Imelda Marcos, the Philippines’ former First Lady whose fame borders on notoriety, lifted her glass to her 85th birthday on Wednesday, even as she as dreamed of her family’s return to the Palace from which they were ousted.
Dressed, as elegantly as always, in a flowing red gown – fingers sparkling with diamond rings – Marcos greeted a multitude of supporters in husband Ferdinand’s stronghold of Batac, Ilocos Norte.
“My only wish is for God to give me a little more strength to prolong my life,” Marcos said, when asked by reporters if she had a birthday wish.
Marcos, who said that she has seen “the best, best, best and the worst, worst worst” in life, expressed that the curtain hasn’t fallen on her journey, just yet.
“I still have a vision and hope to bring more help to the Filipino people,” she said.
Her aspirations aree now pinned on son Sen. Ferdinand Marcos Junior, and the possibility of running for the presidency in 2016; something which she insists he is “qualified” to do.

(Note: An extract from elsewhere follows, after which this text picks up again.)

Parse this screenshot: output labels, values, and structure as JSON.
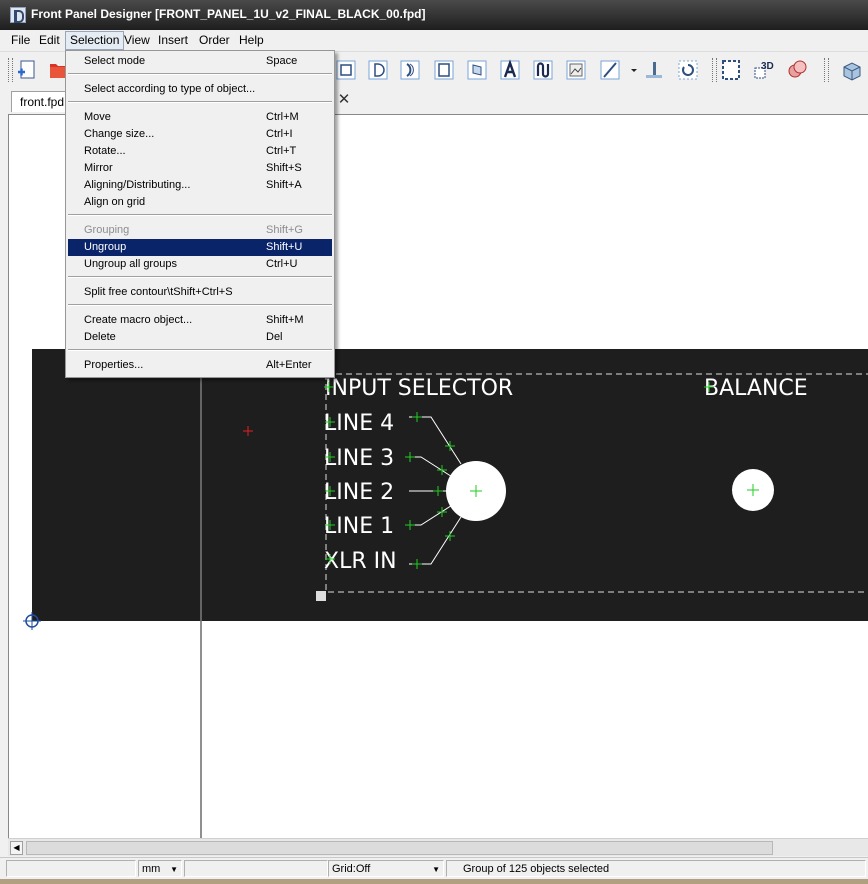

“(Returning to) Malacanang would be a great help,” Imelda said, in reference to the ability to implement future projects.
“Imeldific,” a moniker she reportedly coined to refer to herself, gained infamy as the symbol of excess during the highly criticized 20-year dictatorship of her deceased husband, Ferdinand Sr..
The Marcos regime was characterized by excessive corruption, and a brutal martial law rule rife with human rights violations.
Modest estimates peg the total amount stolen from public coffers during their regime at about $10 billion. Scores of political and social activists were killed, and many others, disappeared without a trace.
In 1986, a public uproar and military coup – better known as the “People Power” revolt – resulted in the ousting of Marcos, who fled to Hawaii with his family. He died in exile in 1989.